__What you need to do__:
Output the data below exactly. Leave nothing out.

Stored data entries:
__________________________________________________
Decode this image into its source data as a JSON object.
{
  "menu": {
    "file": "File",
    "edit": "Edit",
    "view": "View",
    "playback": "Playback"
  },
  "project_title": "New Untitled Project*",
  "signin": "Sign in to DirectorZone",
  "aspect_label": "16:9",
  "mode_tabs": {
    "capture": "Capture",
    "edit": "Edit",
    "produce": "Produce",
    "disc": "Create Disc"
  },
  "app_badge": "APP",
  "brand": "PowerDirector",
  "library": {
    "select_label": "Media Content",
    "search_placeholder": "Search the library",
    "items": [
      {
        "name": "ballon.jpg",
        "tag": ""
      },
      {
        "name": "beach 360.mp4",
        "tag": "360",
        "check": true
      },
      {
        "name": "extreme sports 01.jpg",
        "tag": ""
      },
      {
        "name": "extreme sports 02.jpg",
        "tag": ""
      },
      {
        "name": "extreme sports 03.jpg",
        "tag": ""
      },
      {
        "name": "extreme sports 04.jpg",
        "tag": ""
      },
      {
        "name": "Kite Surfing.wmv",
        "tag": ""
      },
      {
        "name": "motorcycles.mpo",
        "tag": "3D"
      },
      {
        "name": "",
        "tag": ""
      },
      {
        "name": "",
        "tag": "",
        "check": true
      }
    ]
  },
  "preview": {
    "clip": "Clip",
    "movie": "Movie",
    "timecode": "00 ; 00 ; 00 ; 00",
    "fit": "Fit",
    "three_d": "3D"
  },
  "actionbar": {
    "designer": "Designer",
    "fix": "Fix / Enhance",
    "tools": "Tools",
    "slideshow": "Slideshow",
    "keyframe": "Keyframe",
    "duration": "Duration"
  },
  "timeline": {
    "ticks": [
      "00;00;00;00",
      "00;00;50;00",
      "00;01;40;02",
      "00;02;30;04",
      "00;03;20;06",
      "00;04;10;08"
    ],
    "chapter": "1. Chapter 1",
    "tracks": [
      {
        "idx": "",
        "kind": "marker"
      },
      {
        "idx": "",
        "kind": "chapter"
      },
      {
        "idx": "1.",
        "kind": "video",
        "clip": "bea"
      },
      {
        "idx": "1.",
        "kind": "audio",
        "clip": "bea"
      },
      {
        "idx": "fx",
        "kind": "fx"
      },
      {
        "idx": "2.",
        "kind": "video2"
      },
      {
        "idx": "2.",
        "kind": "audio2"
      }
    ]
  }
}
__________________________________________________
__Answer section__:
Decode this image into its source data as a JSON object.
{
  "menu": {
    "file": "File",
    "edit": "Edit",
    "view": "View",
    "playback": "Playback"
  },
  "project_title": "New Untitled Project*",
  "signin": "Sign in to DirectorZone",
  "aspect_label": "16:9",
  "mode_tabs": {
    "capture": "Capture",
    "edit": "Edit",
    "produce": "Produce",
    "disc": "Create Disc"
  },
  "app_badge": "APP",
  "brand": "PowerDirector",
  "library": {
    "select_label": "Media Content",
    "search_placeholder": "Search the library",
    "items": [
      {
        "name": "ballon.jpg",
        "tag": ""
      },
      {
        "name": "beach 360.mp4",
        "tag": "360",
        "check": true
      },
      {
        "name": "extreme sports 01.jpg",
        "tag": ""
      },
      {
        "name": "extreme sports 02.jpg",
        "tag": ""
      },
      {
        "name": "extreme sports 03.jpg",
        "tag": ""
      },
      {
        "name": "extreme sports 04.jpg",
        "tag": ""
      },
      {
        "name": "Kite Surfing.wmv",
        "tag": ""
      },
      {
        "name": "motorcycles.mpo",
        "tag": "3D"
      },
      {
        "name": "",
        "tag": ""
      },
      {
        "name": "",
        "tag": "",
        "check": true
      }
    ]
  },
  "preview": {
    "clip": "Clip",
    "movie": "Movie",
    "timecode": "00 ; 00 ; 00 ; 00",
    "fit": "Fit",
    "three_d": "3D"
  },
  "actionbar": {
    "designer": "Designer",
    "fix": "Fix / Enhance",
    "tools": "Tools",
    "slideshow": "Slideshow",
    "keyframe": "Keyframe",
    "duration": "Duration"
  },
  "timeline": {
    "ticks": [
      "00;00;00;00",
      "00;00;50;00",
      "00;01;40;02",
      "00;02;30;04",
      "00;03;20;06",
      "00;04;10;08"
    ],
    "chapter": "1. Chapter 1",
    "tracks": [
      {
        "idx": "",
        "kind": "marker"
      },
      {
        "idx": "",
        "kind": "chapter"
      },
      {
        "idx": "1.",
        "kind": "video",
        "clip": "bea"
      },
      {
        "idx": "1.",
        "kind": "audio",
        "clip": "bea"
      },
      {
        "idx": "fx",
        "kind": "fx"
      },
      {
        "idx": "2.",
        "kind": "video2"
      },
      {
        "idx": "2.",
        "kind": "audio2"
      }
    ]
  }
}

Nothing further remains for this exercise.